● **Given data**:
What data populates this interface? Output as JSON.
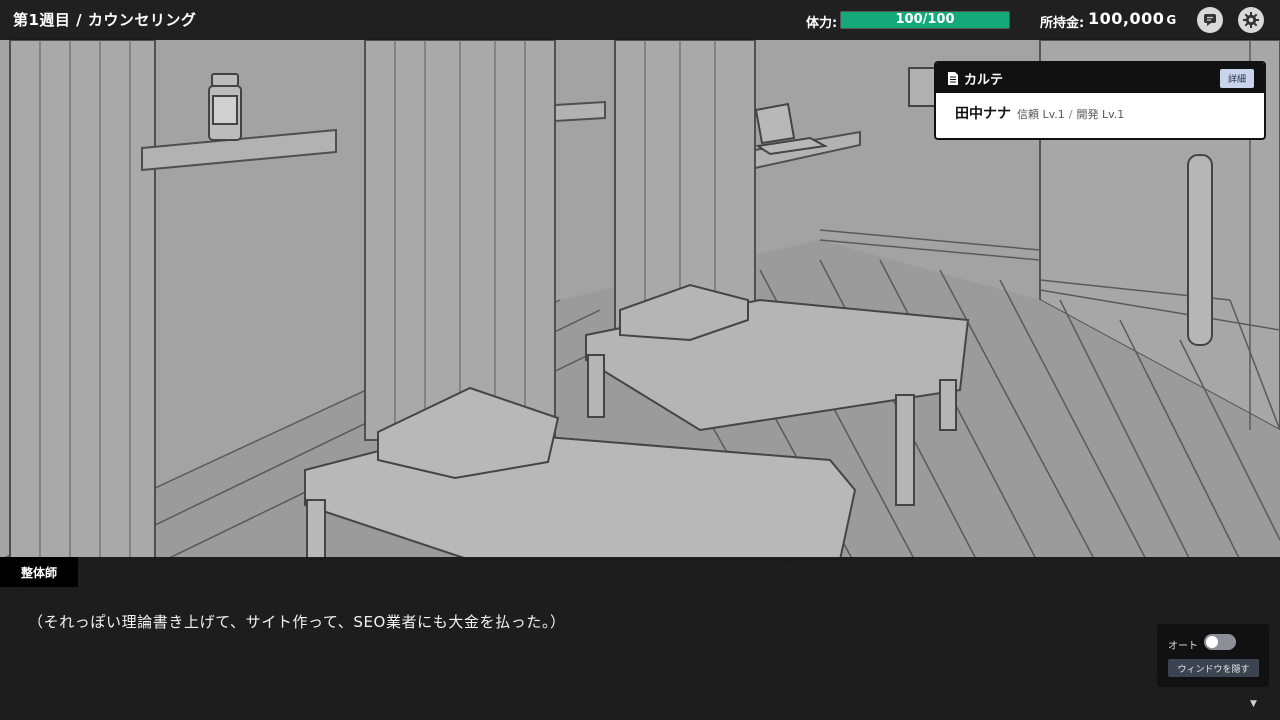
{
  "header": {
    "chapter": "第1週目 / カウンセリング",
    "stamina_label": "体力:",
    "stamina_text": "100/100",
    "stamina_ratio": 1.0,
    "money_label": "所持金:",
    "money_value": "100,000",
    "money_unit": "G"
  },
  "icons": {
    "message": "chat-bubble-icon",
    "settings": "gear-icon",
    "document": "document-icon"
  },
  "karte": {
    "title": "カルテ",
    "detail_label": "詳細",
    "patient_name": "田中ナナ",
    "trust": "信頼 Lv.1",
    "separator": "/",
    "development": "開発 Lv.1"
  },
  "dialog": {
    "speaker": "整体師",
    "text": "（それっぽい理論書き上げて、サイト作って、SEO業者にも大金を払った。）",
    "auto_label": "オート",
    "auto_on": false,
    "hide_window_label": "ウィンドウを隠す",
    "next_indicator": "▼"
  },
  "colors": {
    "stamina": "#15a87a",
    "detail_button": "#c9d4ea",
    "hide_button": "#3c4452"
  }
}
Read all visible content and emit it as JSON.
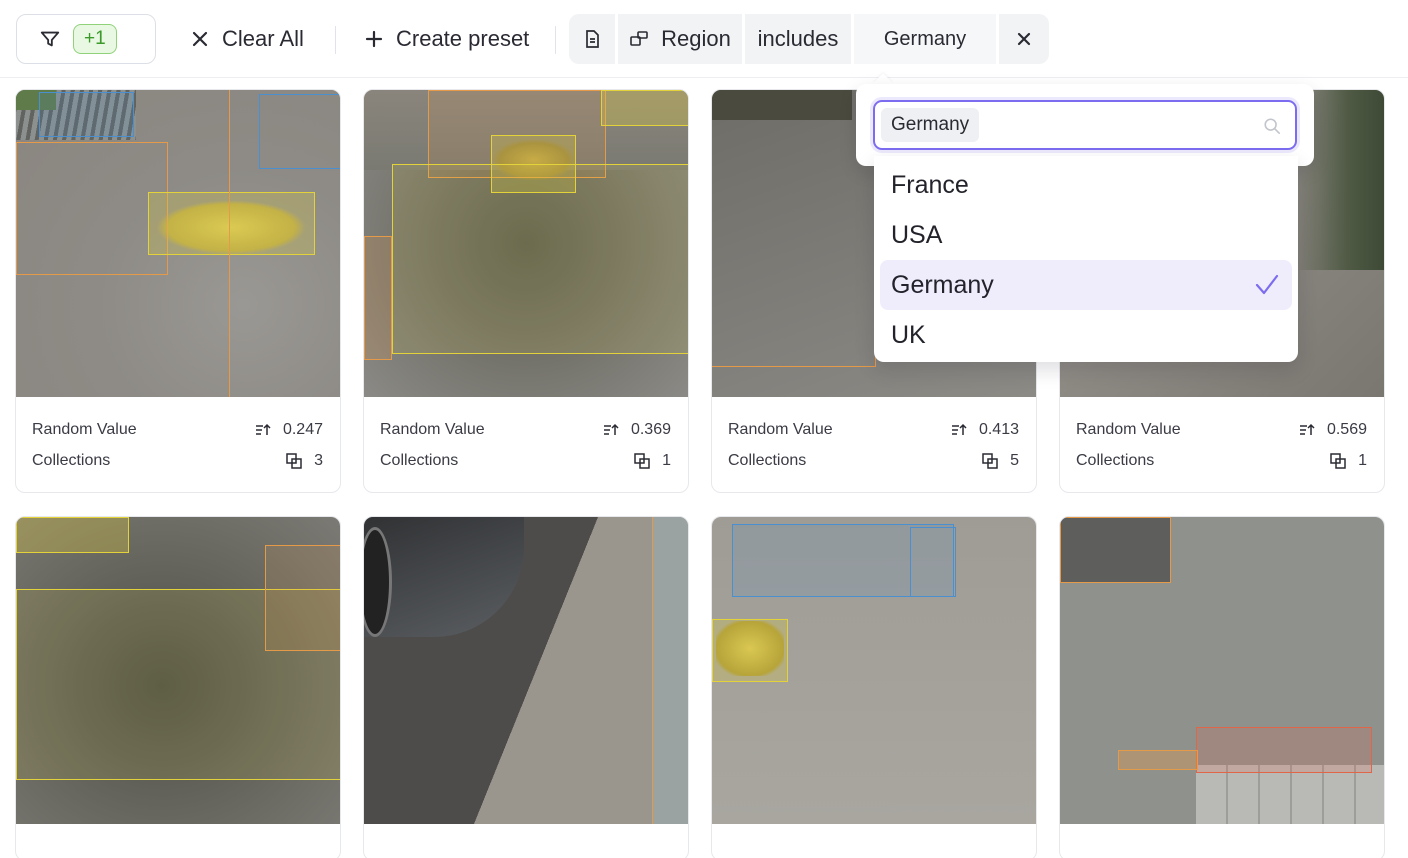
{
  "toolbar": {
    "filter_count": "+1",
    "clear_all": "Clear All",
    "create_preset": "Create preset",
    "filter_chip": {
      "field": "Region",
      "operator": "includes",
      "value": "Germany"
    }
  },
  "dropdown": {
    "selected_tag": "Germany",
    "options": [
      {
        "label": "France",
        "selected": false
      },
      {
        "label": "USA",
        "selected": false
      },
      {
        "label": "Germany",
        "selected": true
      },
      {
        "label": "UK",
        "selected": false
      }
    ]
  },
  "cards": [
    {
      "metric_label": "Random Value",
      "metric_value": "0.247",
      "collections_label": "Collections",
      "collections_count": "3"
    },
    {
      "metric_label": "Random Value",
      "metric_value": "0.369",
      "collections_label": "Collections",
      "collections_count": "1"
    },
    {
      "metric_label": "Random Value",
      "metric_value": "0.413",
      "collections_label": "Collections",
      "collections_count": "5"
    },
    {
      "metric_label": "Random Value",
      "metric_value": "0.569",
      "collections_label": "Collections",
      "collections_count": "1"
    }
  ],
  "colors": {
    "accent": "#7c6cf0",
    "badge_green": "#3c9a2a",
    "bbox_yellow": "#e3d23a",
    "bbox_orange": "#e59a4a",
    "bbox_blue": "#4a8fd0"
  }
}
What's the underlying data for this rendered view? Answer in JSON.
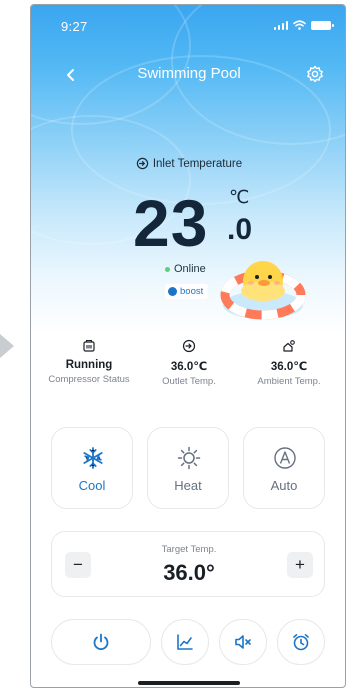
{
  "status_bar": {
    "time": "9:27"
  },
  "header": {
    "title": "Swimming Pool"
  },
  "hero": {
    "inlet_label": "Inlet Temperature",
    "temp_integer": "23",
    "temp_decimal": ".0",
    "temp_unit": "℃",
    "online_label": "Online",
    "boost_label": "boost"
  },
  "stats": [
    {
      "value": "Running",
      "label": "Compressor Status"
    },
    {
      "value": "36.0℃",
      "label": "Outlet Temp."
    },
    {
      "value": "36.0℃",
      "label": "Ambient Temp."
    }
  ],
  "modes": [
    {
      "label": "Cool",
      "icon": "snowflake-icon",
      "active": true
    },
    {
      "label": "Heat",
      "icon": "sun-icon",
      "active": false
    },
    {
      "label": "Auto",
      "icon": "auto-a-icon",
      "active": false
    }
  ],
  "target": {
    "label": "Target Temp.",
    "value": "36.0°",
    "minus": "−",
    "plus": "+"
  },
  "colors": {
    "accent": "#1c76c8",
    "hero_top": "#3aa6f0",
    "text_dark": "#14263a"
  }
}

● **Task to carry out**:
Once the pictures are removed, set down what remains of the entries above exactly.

● **Answer below**:
What data populates this interface? Output as JSON.
{
  "header": {
    "chapter": "第1週目 / カウンセリング",
    "stamina_label": "体力:",
    "stamina_text": "100/100",
    "stamina_ratio": 1.0,
    "money_label": "所持金:",
    "money_value": "100,000",
    "money_unit": "G"
  },
  "icons": {
    "message": "chat-bubble-icon",
    "settings": "gear-icon",
    "document": "document-icon"
  },
  "karte": {
    "title": "カルテ",
    "detail_label": "詳細",
    "patient_name": "田中ナナ",
    "trust": "信頼 Lv.1",
    "separator": "/",
    "development": "開発 Lv.1"
  },
  "dialog": {
    "speaker": "整体師",
    "text": "（それっぽい理論書き上げて、サイト作って、SEO業者にも大金を払った。）",
    "auto_label": "オート",
    "auto_on": false,
    "hide_window_label": "ウィンドウを隠す",
    "next_indicator": "▼"
  },
  "colors": {
    "stamina": "#15a87a",
    "detail_button": "#c9d4ea",
    "hide_button": "#3c4452"
  }
}
Read all visible content and emit it as JSON.
{
  "toolbar": {
    "filter_count": "+1",
    "clear_all": "Clear All",
    "create_preset": "Create preset",
    "filter_chip": {
      "field": "Region",
      "operator": "includes",
      "value": "Germany"
    }
  },
  "dropdown": {
    "selected_tag": "Germany",
    "options": [
      {
        "label": "France",
        "selected": false
      },
      {
        "label": "USA",
        "selected": false
      },
      {
        "label": "Germany",
        "selected": true
      },
      {
        "label": "UK",
        "selected": false
      }
    ]
  },
  "cards": [
    {
      "metric_label": "Random Value",
      "metric_value": "0.247",
      "collections_label": "Collections",
      "collections_count": "3"
    },
    {
      "metric_label": "Random Value",
      "metric_value": "0.369",
      "collections_label": "Collections",
      "collections_count": "1"
    },
    {
      "metric_label": "Random Value",
      "metric_value": "0.413",
      "collections_label": "Collections",
      "collections_count": "5"
    },
    {
      "metric_label": "Random Value",
      "metric_value": "0.569",
      "collections_label": "Collections",
      "collections_count": "1"
    }
  ],
  "colors": {
    "accent": "#7c6cf0",
    "badge_green": "#3c9a2a",
    "bbox_yellow": "#e3d23a",
    "bbox_orange": "#e59a4a",
    "bbox_blue": "#4a8fd0"
  }
}
What's the underlying data for this rendered view? Answer in JSON.
{
  "status_bar": {
    "time": "9:27"
  },
  "header": {
    "title": "Swimming Pool"
  },
  "hero": {
    "inlet_label": "Inlet Temperature",
    "temp_integer": "23",
    "temp_decimal": ".0",
    "temp_unit": "℃",
    "online_label": "Online",
    "boost_label": "boost"
  },
  "stats": [
    {
      "value": "Running",
      "label": "Compressor Status"
    },
    {
      "value": "36.0℃",
      "label": "Outlet Temp."
    },
    {
      "value": "36.0℃",
      "label": "Ambient Temp."
    }
  ],
  "modes": [
    {
      "label": "Cool",
      "icon": "snowflake-icon",
      "active": true
    },
    {
      "label": "Heat",
      "icon": "sun-icon",
      "active": false
    },
    {
      "label": "Auto",
      "icon": "auto-a-icon",
      "active": false
    }
  ],
  "target": {
    "label": "Target Temp.",
    "value": "36.0°",
    "minus": "−",
    "plus": "+"
  },
  "colors": {
    "accent": "#1c76c8",
    "hero_top": "#3aa6f0",
    "text_dark": "#14263a"
  }
}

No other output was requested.